While studying at Princeton University, Jay Lagemann squeezed in every art history class he could between his load of mathematics courses. He was a math wiz — not an artist. But something about ancient sculptures and craftsmanship grabbed his attention more than any equation could.

It wasn’t until the completion of his college degree, and later a PhD in logic from the Massachusetts Institute of Technology (MIT), that Mr. Lagemann finally gave in to his passion for art and abandoned a halfhearted career in academia.

Artist Jay Lagemann poses with his creations. — Ray Ewing

Now, nearly five decades later, Mr. Lagemann’s sculptures of dancing couples, reading dogs and blue fishermen are found all over the Vineyard and up and down the East Coast. His latest work, a stainless steel sculpture titled Family, which depicts parents, two children and a dog, recently made its home on the Oak Bluffs waterfront.

“It just seemed like it was the right place for [Family],” said Mr. Lagemann, during an interview at his Chilmark home. “With my parents, we summered up here, and went down to Oak Bluffs and the Flying Horses and Giordano’s. We went there as a family to have fun.”

Mr. Lagemann originally created Family in 2009 and publicly displayed it five years later to welcome the Obamas on a trip to the Vineyard. He said that the sculpture is based loosely on his own kin, but is meant to be universal.

“To me, it’s just about the feeling of the sculpture,” he said. “When you look at this piece... I don’t want there to be anything that holds back the natural image or feeling that goes into your brain.”

Jay Lagemann is most known for his Swordfish Harpooner sculpture in Menemsha. — Ray Ewing

Like many of his sculptures, Family is minimalistic and reminiscent of a stick figure drawing pulled straight from a sketch book. Finding his distinctive style and sculpting technique wasn’t easy for Mr. Lagemann, and failure has been a defining characteristic of his artistic career, he said.

“I mean, for like the first 15 years I think I sold one $50 piece,” he said.

Mr. Lagemann became inspired to sculpt while traveling around Europe after graduating from MIT. But as a nomadic young adult without a studio and little art training, he knew that making it as a sculptor was a long shot.

It was around 20 years later, after more traveling around the world, taking sculpting classes here and there and relocating his family to the Vineyard, that Mr. Lagemann created a signature piece that would become an iconic landmark on the Island: the Swordfish Harpooner.

Created for the Chilmark Tricentennial in 1994, the 17-foot-tall bronze sculpture of a fisherman balancing on the tail of a swordfish has stood watch over Menemsha Harbor for nearly three decades.

“I got the idea from when I grew up here in the 50s,” he said. “My best friend in grade school and high school and his family had a 60-foot schooner that they kept in Menemsha in the summer. They bought a harpoon and would go out and harpoon a couple of swordfish.”

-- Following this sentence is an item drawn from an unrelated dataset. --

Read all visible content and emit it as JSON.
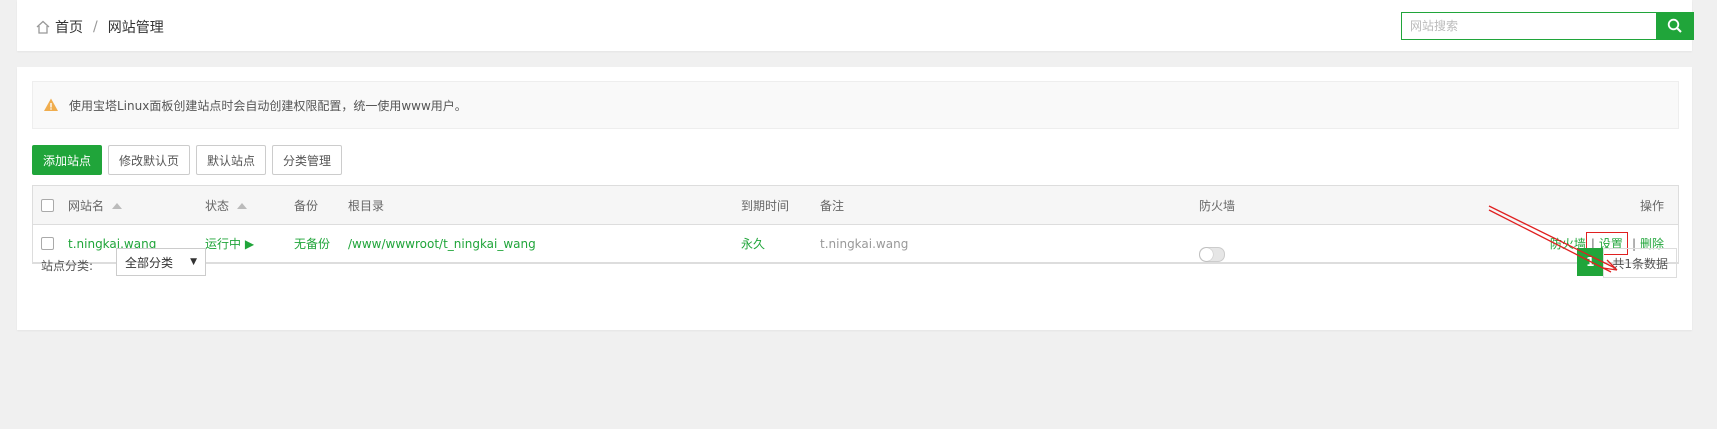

“I really hope that my pieces get better over time,” he added. “Though sometimes you look at stuff and think... that elbow’s wrong.”

More of Jay Lagemann's creations at his Chilmark home. — Ray Ewing

As an artist working in the public domain, Mr. Lagemann said he is accustomed to criticism and knows that any display of his work can be met with mixed reviews. But to him, provoking thought and emotion of any kind from observers is the duty of art.

When it comes to Family, he hopes it encourages visitors and Islanders alike to hold their loved ones tightly.

“With this sculpture and its style, it doesn’t matter who you are or what the color of your skin is,” he said. “You’re going to love your kid. That is universal.”